* _Work order_
Read through the listing below, and copy every line where the string "value" appears.

* _Exercise materials_
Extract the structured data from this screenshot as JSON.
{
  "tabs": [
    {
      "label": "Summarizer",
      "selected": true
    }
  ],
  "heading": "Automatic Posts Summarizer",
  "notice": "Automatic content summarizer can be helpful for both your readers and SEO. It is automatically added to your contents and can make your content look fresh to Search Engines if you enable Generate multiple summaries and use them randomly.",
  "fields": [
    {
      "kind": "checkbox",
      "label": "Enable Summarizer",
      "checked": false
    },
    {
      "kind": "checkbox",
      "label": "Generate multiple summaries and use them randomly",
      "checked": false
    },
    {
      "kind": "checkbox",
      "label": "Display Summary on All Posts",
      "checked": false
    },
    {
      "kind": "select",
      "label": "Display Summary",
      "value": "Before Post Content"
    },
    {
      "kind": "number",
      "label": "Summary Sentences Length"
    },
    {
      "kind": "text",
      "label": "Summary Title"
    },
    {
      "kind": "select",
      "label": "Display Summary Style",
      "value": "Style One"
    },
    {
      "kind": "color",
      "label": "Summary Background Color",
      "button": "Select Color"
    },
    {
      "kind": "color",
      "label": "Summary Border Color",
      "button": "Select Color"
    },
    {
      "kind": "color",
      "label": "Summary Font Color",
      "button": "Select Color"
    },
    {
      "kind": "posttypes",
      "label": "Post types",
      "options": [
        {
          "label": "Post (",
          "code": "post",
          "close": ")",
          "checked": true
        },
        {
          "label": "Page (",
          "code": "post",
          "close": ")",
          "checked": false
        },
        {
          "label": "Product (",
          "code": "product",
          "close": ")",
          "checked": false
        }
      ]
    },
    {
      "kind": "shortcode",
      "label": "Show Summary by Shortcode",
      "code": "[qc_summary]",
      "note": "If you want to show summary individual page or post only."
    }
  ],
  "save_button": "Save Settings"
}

* _Task result_
      "value": "Before Post Content"
      "value": "Style One"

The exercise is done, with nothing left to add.